* _ACTIVITY_
What lines in the records below include the word "chevron"? Return each one.

* _INFORMATION_
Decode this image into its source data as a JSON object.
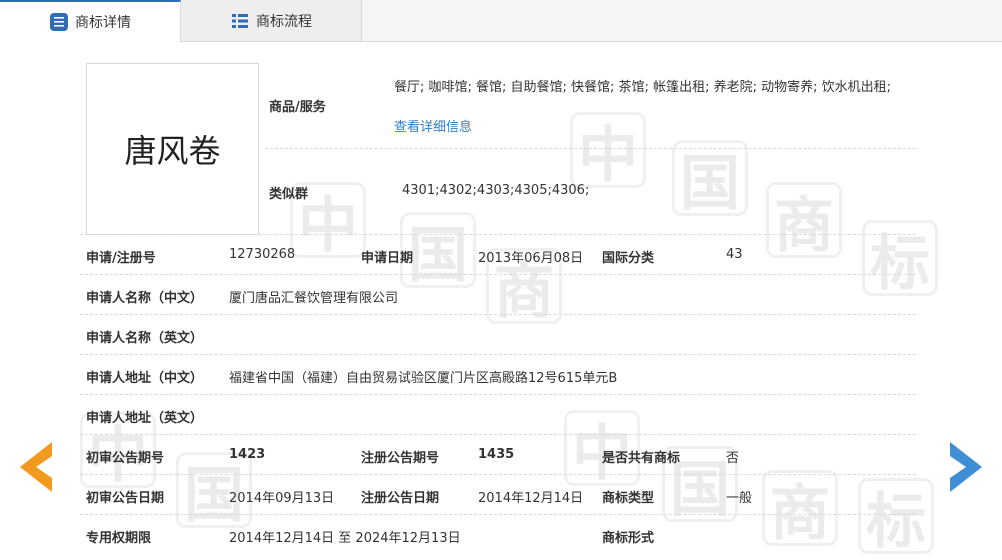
{
  "tabs": {
    "details": "商标详情",
    "flow": "商标流程"
  },
  "trademark": {
    "image_text": "唐风卷",
    "goods_label": "商品/服务",
    "goods_value": "餐厅; 咖啡馆; 餐馆; 自助餐馆; 快餐馆; 茶馆; 帐篷出租; 养老院; 动物寄养; 饮水机出租;",
    "detail_link": "查看详细信息",
    "similar_label": "类似群",
    "similar_value": "4301;4302;4303;4305;4306;"
  },
  "rows": {
    "reg_no_label": "申请/注册号",
    "reg_no": "12730268",
    "apply_date_label": "申请日期",
    "apply_date": "2013年06月08日",
    "intl_class_label": "国际分类",
    "intl_class": "43",
    "applicant_cn_label": "申请人名称（中文）",
    "applicant_cn": "厦门唐品汇餐饮管理有限公司",
    "applicant_en_label": "申请人名称（英文）",
    "addr_cn_label": "申请人地址（中文）",
    "addr_cn": "福建省中国（福建）自由贸易试验区厦门片区高殿路12号615单元B",
    "addr_en_label": "申请人地址（英文）",
    "prelim_no_label": "初审公告期号",
    "prelim_no": "1423",
    "reg_pub_no_label": "注册公告期号",
    "reg_pub_no": "1435",
    "shared_label": "是否共有商标",
    "shared": "否",
    "prelim_date_label": "初审公告日期",
    "prelim_date": "2014年09月13日",
    "reg_pub_date_label": "注册公告日期",
    "reg_pub_date": "2014年12月14日",
    "type_label": "商标类型",
    "type": "一般",
    "term_label": "专用权期限",
    "term": "2014年12月14日 至 2024年12月13日",
    "form_label": "商标形式"
  },
  "watermark": [
    "中",
    "国",
    "商",
    "标"
  ],
  "colors": {
    "accent_blue": "#2e6db4",
    "link": "#2f7fc4",
    "prev_arrow": "#f39a1e",
    "next_arrow": "#3e8fd6"
  },
  "icons": {
    "tab_details": "document-list-icon",
    "tab_flow": "list-icon",
    "prev": "chevron-left-icon",
    "next": "chevron-right-icon"
  }
}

* _TASK SOLUTION_
    "prev": "chevron-left-icon",
    "next": "chevron-right-icon"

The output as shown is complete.